When I see these prices (even the sale $) I am so glad I raise my own beef & pork. Not gonna lie I hate the chores some days but the end result is pretty sweet!
 

JohnT

Moderator
Super Moderator
Joined
Feb 9, 2010
Messages
10,001
Reaction score
5,706
When I see these prices (even the sale $) I am so glad I raise my own beef & pork. Not gonna lie I hate the chores some days but the end result is pretty sweet!

OK,

How much would it cost for you to send me a roast? (Not kidding)
 

roger80465

Member
Joined
Feb 18, 2011
Messages
779
Reaction score
284
I have not used this recipe but I did use the following one last year. It was the best rib roast I have ever eaten. I have never tried one of Chef John's recipes that wasn't outstanding.

http://allrecipes.com/recipe/221958/chef-johns-perfect-prime-rib/

This roast is truly PERFECT. Five stars after 586 reviews is pretty good reference.
 

JohnT

Moderator
Super Moderator
Joined
Feb 9, 2010
Messages
10,001
Reaction score
5,706
Roger, that sounds very interesting, but would not work for me.

I need the oven HOT to do my Yorkshire puddings..

BTW, for the PERFECT Yorkshire pudding, get pudding pans like this..



Notice the shape is like a trumpet. This directs the puddings to puff upwards.


Start by placing your pans into a screaming hot oven (450 minimum).

The basic recipe is ..

1 cup milk, 1 cup flour, 3 eqqs. You can scale this up as needed.

you need to heat the milk until hot, whisk milk into eggs. whisk in flour and add pepper and salt to taste. Place resulting batter into a easy pour pitcher.

once the pans are hot, give each cup a shot of pam, return pan to re-heat for 1 minute.

Now move quick, open oven, and pour batter into each cup to within 1/2 inch of the top. It help if you place a cookie sheet underneath the pan to catch any spillage (I like to put the pan on the top rack, and the sheet on the bottom rack). pour the batter as quick as you can and close the oven door. Keep the door closed for 35 to 45 minutes until the Yorkshires are golden brown.

YUM!
 
Last edited:

Floandgary
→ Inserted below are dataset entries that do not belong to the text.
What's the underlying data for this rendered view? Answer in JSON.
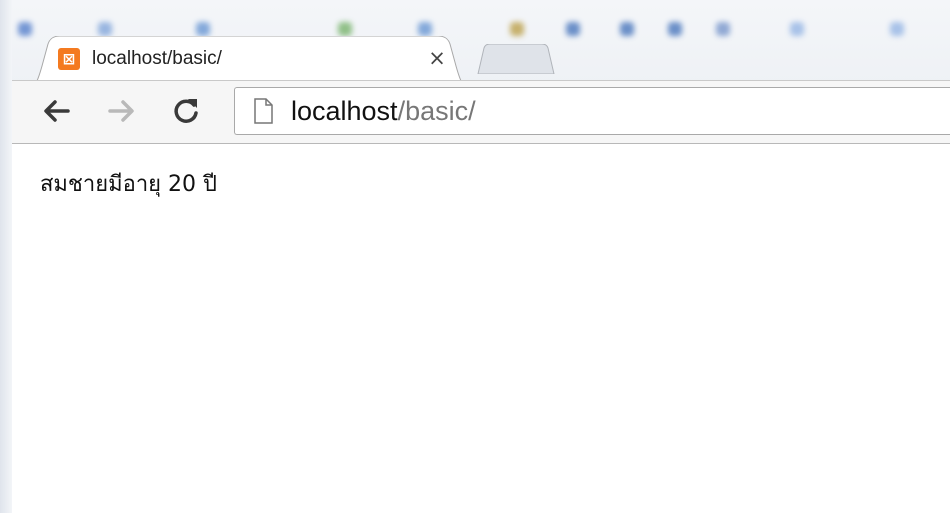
{
  "browser": {
    "tab": {
      "favicon_glyph": "⊠",
      "title": "localhost/basic/",
      "close_glyph": "×"
    },
    "toolbar": {
      "back_icon": "arrow-left-icon",
      "forward_icon": "arrow-right-icon",
      "reload_icon": "reload-icon"
    },
    "address_bar": {
      "page_icon": "page-icon",
      "host": "localhost",
      "path": "/basic/"
    }
  },
  "page": {
    "content_text": "สมชายมีอายุ 20 ปี"
  },
  "colors": {
    "favicon": "#f47a20",
    "tab_background": "#ffffff",
    "toolbar_background": "#f6f6f6",
    "url_host": "#111111",
    "url_path": "#777777"
  }
}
Bottle at a time
Joined
Dec 24, 2012
Messages
910
Reaction score
322
I do it a bit differently.

I let the roast age in the fridge for 1 week,

at least 6 hours prior to cooking it.

I then take the roast out of the fridge and marinade in wochestershire sauce at least 6 hours prior to cooking it. I let the meat come up to room temperature.

After the chill is off the meast, I apply salt, pepper, and onion powder and then I bake at 450 for 20 minutes (to develop a crust). I then lower oven to 325 and roast until internal temp of 125 is reached. I then cover in foil (tightly) cover with several towels and allow to rest for about an hour. This resting will continue to cook the meat to 135 and allow the juices to flow back into the meat.
,,,and in keeping with the important part of the menu and giving the tastebuds a real thrill, the "Vin du Jour" will be_______?????:snta
 

wineforfun

Still Trying To Make The Perfect Wine and Now Tryi
Joined
Nov 5, 2012
Messages
2,707
Reaction score
896
I have not used this recipe but I did use the following one last year. It was the best rib roast I have ever eaten. I have never tried one of Chef John's recipes that wasn't outstanding.

http://allrecipes.com/recipe/221958/chef-johns-perfect-prime-rib/

This roast is truly PERFECT. Five stars after 586 reviews is pretty good reference.
I have not tried that way but a couple people I work with have (high heat, then leave door shut after turning off heat). They say it works great.

I notice a lot of prime rib recipes call to cook it that way.
 
Top